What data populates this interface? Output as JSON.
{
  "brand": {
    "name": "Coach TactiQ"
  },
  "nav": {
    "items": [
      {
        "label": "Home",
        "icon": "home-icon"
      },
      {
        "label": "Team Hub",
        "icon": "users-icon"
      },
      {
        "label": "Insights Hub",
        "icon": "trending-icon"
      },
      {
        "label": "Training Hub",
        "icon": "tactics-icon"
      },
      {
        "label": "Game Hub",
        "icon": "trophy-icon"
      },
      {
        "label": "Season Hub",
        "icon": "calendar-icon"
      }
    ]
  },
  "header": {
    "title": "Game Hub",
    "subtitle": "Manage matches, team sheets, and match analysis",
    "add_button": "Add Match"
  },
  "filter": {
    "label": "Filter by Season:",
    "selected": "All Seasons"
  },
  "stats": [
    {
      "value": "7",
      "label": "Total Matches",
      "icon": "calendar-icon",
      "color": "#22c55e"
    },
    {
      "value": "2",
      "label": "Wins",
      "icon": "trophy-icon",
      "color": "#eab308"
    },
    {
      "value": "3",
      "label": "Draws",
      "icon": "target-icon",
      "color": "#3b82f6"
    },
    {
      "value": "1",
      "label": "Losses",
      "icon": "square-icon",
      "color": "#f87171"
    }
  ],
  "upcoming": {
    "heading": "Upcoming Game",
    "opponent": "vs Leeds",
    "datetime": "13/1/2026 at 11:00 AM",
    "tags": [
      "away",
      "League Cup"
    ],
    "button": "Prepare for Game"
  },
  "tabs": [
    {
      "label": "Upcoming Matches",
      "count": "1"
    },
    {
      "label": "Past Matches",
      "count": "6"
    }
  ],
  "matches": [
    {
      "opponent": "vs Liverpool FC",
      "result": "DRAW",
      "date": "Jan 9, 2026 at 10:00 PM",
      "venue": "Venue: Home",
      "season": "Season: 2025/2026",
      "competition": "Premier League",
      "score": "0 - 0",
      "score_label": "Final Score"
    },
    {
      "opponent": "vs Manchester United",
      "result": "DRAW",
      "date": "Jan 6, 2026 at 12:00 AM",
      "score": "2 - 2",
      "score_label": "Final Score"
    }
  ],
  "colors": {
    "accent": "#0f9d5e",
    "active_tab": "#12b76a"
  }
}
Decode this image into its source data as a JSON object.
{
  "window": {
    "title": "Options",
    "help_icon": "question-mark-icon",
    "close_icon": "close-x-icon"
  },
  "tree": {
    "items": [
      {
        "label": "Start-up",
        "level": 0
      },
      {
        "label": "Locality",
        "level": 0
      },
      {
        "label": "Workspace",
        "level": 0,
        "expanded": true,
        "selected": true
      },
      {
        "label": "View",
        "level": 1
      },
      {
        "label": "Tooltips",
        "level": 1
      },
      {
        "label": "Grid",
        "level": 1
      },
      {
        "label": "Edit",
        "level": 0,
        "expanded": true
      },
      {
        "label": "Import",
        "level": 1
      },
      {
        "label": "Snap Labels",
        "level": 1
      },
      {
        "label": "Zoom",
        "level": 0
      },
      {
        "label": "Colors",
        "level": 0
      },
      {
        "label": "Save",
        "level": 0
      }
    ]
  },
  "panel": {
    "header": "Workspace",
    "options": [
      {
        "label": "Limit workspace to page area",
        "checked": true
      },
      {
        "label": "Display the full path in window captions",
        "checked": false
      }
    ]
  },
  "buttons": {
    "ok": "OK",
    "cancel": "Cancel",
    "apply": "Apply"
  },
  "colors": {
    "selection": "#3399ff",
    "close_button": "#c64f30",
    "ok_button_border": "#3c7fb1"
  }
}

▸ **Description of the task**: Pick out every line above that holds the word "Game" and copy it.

▸ **Output of the task**:
        "label": "Game Hub",
    "title": "Game Hub",
    "heading": "Upcoming Game",
    "button": "Prepare for Game"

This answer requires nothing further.